UPDATE
26 March 2005

A detailed analysis of the X-chromosomes in women compared to the X- and Y-chromosomes of men conducted by Huntington Willard of Duke University in Durham, North Carolina, USA, says women are genetically more complicated than men.

This may seem like stating the obvious since the Y-chromosome is indeed smaller in size than the X-chromosome, meaning there has to be less genes. Therefore, men would have less genetic information stored in the genes than women. Nevertheless, the real question we probably should be asking is, Does this mean that women, being more genetically complicated, are better than men? No. It just means men don't need the extra genetic information to achieve the goals they have to do in life (apart from wanting sex all the time). However, there is a drawback to this increased "genetic efficiency" in men. Principally, men are more genetically susceptible to mutations such as radiation penetrating and damaging or changing the genes (could this be how the Y-chromosome was originally created?) as there is no additional X-chromosome to wrap around and protect the X- and Y-chromosomes. This makes men more easily able to evolve over time if the changes are favourable to the opposite sex.
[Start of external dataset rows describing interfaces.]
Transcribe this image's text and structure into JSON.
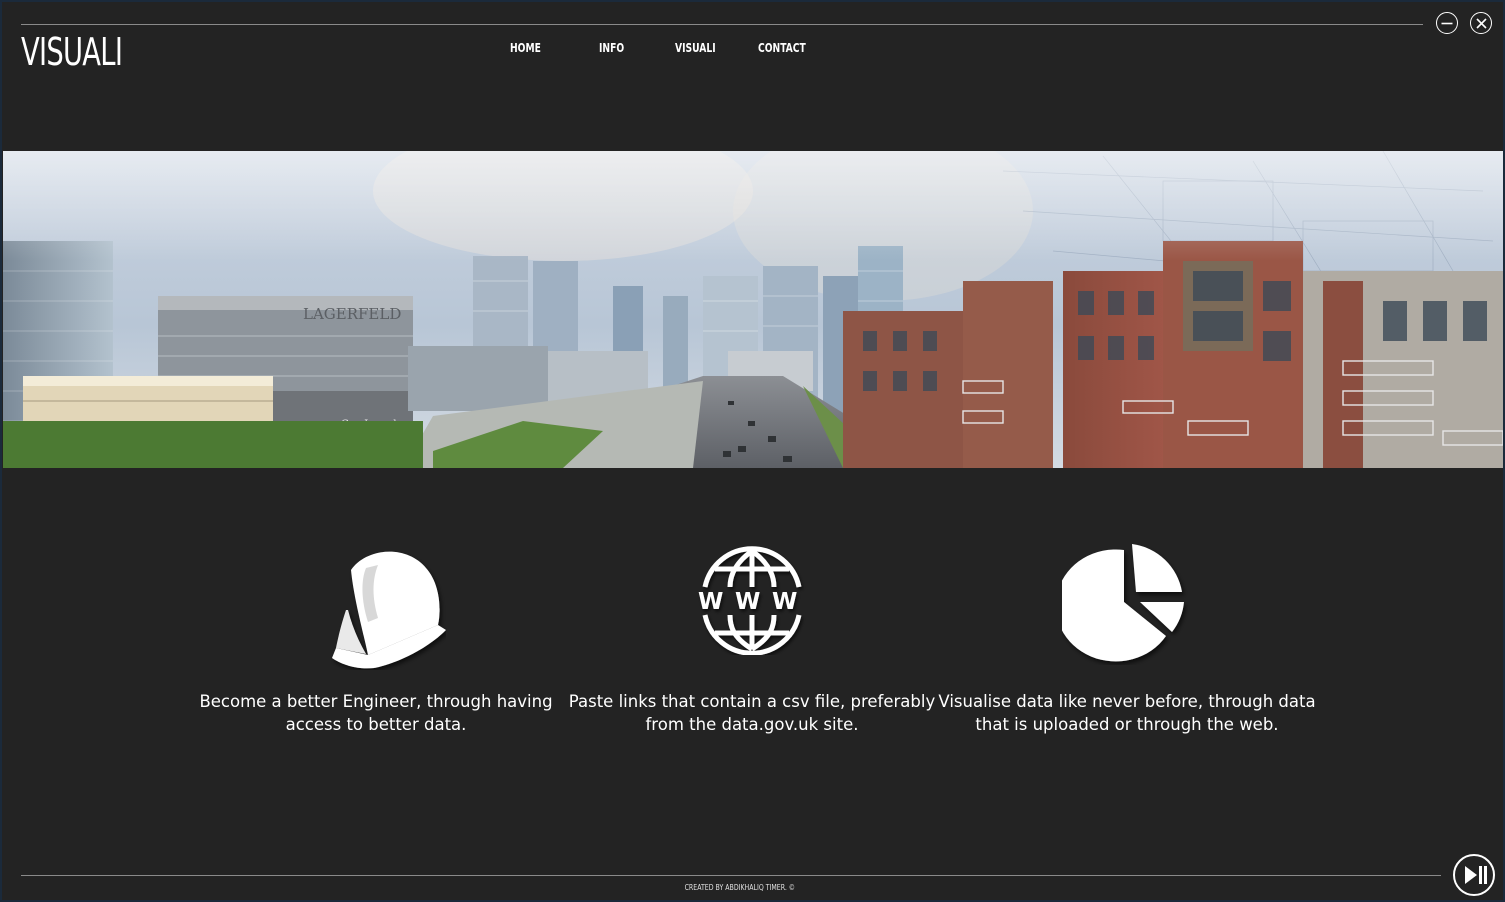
{
  "app": {
    "logo": "VISUALI"
  },
  "nav": {
    "items": [
      {
        "label": "HOME"
      },
      {
        "label": "INFO"
      },
      {
        "label": "VISUALI"
      },
      {
        "label": "CONTACT"
      }
    ]
  },
  "window_controls": {
    "minimize_icon": "minimize-icon",
    "close_icon": "close-icon"
  },
  "hero": {
    "image_subject": "city-skyline-rendering",
    "visible_signs": [
      "LAGERFELD",
      "Guy Laroche"
    ]
  },
  "features": [
    {
      "icon": "hard-hat-icon",
      "text": "Become a better Engineer, through having access to better data."
    },
    {
      "icon": "www-globe-icon",
      "text": "Paste links that contain a csv file, preferably from the data.gov.uk site."
    },
    {
      "icon": "pie-chart-icon",
      "text": "Visualise data like never before, through data that is uploaded or through the web."
    }
  ],
  "footer": {
    "credit": "CREATED BY ABDIKHALIQ TIMER. ©",
    "media_button_icon": "play-pause-icon"
  },
  "colors": {
    "background": "#232323",
    "text": "#ffffff",
    "rule": "#8a8a8a"
  }
}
Furthermore, research conducted by Lars A. Forsberg of Uppsala University in Sweden suggest men are more likely to develop cancer and hence live a shorter life than women because some cells actually lose the Y-chromosome (presumably after sufficient damage has been done to it over time). And among the factors likely to see these Y-chromosomes disappear is during periods when men are smoking. As Forsberg said:

"[The study] demonstrated an association between loss of the Y-chromosome in blood and greater risk for cancer. Out of a large number of factors that were studied, such as age, blood pressure, diabetes, alcohol intake and smoking, we found that loss of the Y-chromosome in a fraction of the blood cells was more common in smokers than in non-smokers."

Details of the research can be found in the online journal Nature Genetics titled "Mosaic loss of chromosome Y in peripheral blood is associated with shorter survival and higher risk of cancer", 28 April 2014.

Women, on the other hand, are better in looking after the core genetic code needed by humans to maintain the core human characteristics by having two X-chromosomes. Understandable considering a number of women like to stay protected (or indoors) and make themselves pretty or do some cooking and cleaning to keep the male partner happy. But in the rare event one X-chromosome gets damaged, there is a better chance for the other chromosome to carry undamaged information, which can aid later in sex through the production of a quality human egg.

What the study has actually shown is that women do indeed use both X-chromosomes. Before the study, scientists thought only one of the X-chromosomes is made inactive and the other X-chromosome provides all the information needed for women (and men) to build the body and perform the tasks needed to survive and hence achieve certain goal(s) during their lifespan. Now scientists have realised active genes are found in both chromosomes.

In the case of men, only the X-chromosome can be relied upon to make men look "human" and able to survive in the same way as women can. But it is the Y-chromosome that help to make men for who they are — men.

In other words, this rogue little chromosome helps with building extra muscles, make general changes in appearance to help women become more sexually attracted to men, and increases male sexual drive and sperm production as needed for the human species to survive better and ensure there is sex between the opposite genders (rather than among the same sex).

For women, the extra X-chromosome provides the human species with the necessary in-built checks to ensure the essential genes for defining our species as human remain intact.

Another discovery made in the study is that not all active gene sequences in just one or the other X-chromosome of women are used in men. While men may use some of the same gene sequences as women do in order to be human and perform tasks common to both sexes, women have some 200 to 300 genes in the X-chromosomes used only by women. In other words, there are genes in the X-chromosome uniquely expressed for women relative to men.

In essence, women should be considered as having a different human genome than men. (2)